As part of its campaign to contract with pharmacists to provide the service, Metropolitan mailed out information packets with an application and form contract, as well as a fact guide. The fact guide explained some of the particulars of the program, such as the basis of compensation to participating pharmacists, the time period for reimbursement, limitations on drug quantities or refills, and the anticipated increase in the store traffic of the participating providers. In addition, Metropolitan conducted regional meetings with interested pharmacists to explain the details of the plan and communicated with individual pharmacists to address their specific concerns.
From the inception of the MediMET program in 1969 to approximately the beginning of 1977, the relations between Metropolitan and the plaintiff class were apparently amicable. The pending litigation arose after certain pharmacists were terminated from the program after they refused to accept amendments to the plans.
The specifics of the plans for various policyholders arose from collective bargaining between the policyholders-employers and the unions. Generally, Metropolitan would forward any amendments to the providers to accept or reject, with the stipulation that if the provider did not send in a written acceptance or rejection, acceptance would be presumed, especially when the provider continued to send in claims.
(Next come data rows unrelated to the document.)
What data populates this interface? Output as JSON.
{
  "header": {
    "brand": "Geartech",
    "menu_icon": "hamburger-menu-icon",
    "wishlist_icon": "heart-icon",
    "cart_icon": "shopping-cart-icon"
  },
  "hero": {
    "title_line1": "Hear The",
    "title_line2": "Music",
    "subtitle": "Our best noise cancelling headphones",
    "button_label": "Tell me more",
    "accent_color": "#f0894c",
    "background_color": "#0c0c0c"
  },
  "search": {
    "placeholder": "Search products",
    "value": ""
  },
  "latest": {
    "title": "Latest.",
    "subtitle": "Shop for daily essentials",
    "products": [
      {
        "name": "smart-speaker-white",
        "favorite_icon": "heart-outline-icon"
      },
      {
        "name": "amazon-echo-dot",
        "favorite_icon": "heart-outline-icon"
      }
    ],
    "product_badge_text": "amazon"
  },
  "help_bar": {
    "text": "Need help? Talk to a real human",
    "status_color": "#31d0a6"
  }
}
In practice, this is what occurred, at least in some instances. However, plaintiffs' lawsuit is premised on the fact that some of the pharmacists were terminated when they declined to accept the amendments.
At issue in the pending dispute are the 1977 amendments to two of the plans, General Motors' and Rockwell's. These amendments increased the employee co-payments from $2 to $3 and increased the maximum allowable dosage for seven drugs from 100-unit doses to 200-unit doses. In addition, a new employer, American Shipbuilding Company, was proposed in January 1981. One of the class representatives, Edward Duffy, was terminated ...